Rate Adaptation in 802.11b

NetSim rate adaptation is explained in section 3.1.19 of this document.

Open NetSim, Select Examples > Internetworks > Wi-Fi > 802.11 Rate Adaptation then click on the tile in the middle panel to load the example as shown in below Figure.

Figure4-15

The following network diagram illustrates what the NetSim UI displays when you open the example configuration file for Rate Adaptation.

Figure4-16

Network Settings

  1. Environment Grid length: 500m * 500m
  2. Distance between AP and Wireless Node is 65.5m
  3. Enabled Packet Trace and plot option
  4. Set rate adaptation as Generic in datalink properties of access_point and wireless node
  5. Set DCF as the medium access layer protocol under datalink layer properties of access_point and wireless node.
  6. Click on the Application icon present in the top ribbon/toolbar and set Transport Protocol to UDP
  7. Set WLAN Standard $\rightarrow$ 802.11b
  8. Channel Characteristics $\rightarrow$ Path Loss only, Path Loss Model $\rightarrow$ Log Distance and Path loss Exponent $\rightarrow$ 3.25. (Wireless Link Properties)
  9. CBR application with 10Mbps generation rate (Set Packet Size: 1460 Bytes, Inter Arrival Time: 1168 micro sec)
  10. Simulate for 10 sec.

Results and Discussion#

Open Packet Trace and filter Packet Type to CBR, Transmitter_ID to Access Point 3 and then calculate Phy rate. Phy rate can be calculated using packet trace by using the formula shown below: $$Phy \ rate (802.11b) = \frac{Phy\ layer\ payload * 8}{(phy \ end \ time - phy \ arrival \ time - 192)}$$

192$\mu s$ is the approximate preamble time for 802.11b

Calculate PHY rate for all the data packets coming from Access Point to Wireless Node. For doing this please refer NetSim User Manual > Section 8.4.2 How to set filters to NetSim Trace file

Figure4-17

The ‘Generic’ rate adaptation algorithm is similar to the Auto Rate Fall Back (ARF) algorithm. In this algorithm:

  • Rate goes up one step for 20 consecutive packet successes.
  • Rate goes down one step for 4 continuous packet failures

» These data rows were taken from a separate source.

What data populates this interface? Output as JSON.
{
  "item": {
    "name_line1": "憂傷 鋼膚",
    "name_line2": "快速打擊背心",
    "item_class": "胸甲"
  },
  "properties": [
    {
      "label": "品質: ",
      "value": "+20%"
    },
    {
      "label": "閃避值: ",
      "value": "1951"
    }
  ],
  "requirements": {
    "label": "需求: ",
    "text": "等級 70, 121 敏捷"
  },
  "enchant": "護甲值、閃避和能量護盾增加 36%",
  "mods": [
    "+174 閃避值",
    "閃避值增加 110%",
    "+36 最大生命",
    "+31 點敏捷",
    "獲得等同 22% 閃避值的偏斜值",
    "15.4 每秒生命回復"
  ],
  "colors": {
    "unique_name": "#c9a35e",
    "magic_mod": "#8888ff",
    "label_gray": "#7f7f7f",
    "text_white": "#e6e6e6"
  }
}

In the above screenshot, the Phy rate reduces from 11Mbps to 5.5Mbps, since there are 4 consecutive data error packets. Then the rate increases from 5.5Mbps to 11Mbps one there is 20 consecutive successful data packet transmissions.